Read the lines of the data below and retrieve those with "заграницей".

.....

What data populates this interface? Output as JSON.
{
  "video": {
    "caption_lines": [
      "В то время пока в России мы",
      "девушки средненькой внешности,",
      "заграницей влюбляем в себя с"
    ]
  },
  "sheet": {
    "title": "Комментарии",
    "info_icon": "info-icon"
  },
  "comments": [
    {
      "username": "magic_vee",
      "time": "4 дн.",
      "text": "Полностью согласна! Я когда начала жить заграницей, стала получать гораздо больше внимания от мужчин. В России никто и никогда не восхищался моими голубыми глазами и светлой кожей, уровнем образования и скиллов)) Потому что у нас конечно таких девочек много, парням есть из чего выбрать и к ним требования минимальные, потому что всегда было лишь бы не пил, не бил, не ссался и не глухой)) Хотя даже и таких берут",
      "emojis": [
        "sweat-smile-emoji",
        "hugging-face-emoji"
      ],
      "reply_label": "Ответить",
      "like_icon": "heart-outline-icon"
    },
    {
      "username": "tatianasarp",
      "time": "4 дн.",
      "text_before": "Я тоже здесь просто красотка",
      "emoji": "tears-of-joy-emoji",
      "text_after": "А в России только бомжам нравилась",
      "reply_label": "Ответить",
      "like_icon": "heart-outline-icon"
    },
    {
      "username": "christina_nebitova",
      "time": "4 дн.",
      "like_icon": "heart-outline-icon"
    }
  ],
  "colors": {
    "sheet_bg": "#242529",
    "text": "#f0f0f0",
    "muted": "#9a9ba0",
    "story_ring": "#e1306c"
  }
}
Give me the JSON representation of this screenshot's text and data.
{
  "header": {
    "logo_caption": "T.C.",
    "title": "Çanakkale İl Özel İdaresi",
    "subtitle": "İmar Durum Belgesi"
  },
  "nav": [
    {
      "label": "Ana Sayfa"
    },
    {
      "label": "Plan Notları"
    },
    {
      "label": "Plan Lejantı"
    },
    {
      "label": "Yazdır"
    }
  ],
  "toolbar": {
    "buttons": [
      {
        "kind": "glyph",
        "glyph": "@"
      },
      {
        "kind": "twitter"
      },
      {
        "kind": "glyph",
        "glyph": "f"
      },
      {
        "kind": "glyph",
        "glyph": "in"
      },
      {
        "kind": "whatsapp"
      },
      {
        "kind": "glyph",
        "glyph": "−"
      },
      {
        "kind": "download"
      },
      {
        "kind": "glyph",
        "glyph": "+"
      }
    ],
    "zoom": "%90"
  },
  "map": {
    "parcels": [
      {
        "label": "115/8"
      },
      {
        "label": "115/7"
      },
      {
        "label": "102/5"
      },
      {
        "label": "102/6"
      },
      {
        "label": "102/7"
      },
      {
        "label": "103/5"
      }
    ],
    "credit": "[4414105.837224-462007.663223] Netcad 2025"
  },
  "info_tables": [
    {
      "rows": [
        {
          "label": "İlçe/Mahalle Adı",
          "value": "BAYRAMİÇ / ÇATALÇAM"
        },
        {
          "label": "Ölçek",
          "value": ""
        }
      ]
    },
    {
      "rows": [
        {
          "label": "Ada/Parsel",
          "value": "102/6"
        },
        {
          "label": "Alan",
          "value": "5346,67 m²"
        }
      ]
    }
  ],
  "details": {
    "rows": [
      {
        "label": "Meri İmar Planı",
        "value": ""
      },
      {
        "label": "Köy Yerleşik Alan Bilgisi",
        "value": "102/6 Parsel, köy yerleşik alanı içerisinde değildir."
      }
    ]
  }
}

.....

### PROBLEM SOLUTION
      "заграницей влюбляем в себя с"
      "text": "Полностью согласна! Я когда начала жить заграницей, стала получать гораздо больше внимания от мужчин. В России никто и никогда не восхищался моими голубыми глазами и светлой кожей, уровнем образования и скиллов)) Потому что у нас конечно таких девочек много, парням есть из чего выбрать и к ним требования минимальные, потому что всегда было лишь бы не пил, не бил, не ссался и не глухой)) Хотя даже и таких берут",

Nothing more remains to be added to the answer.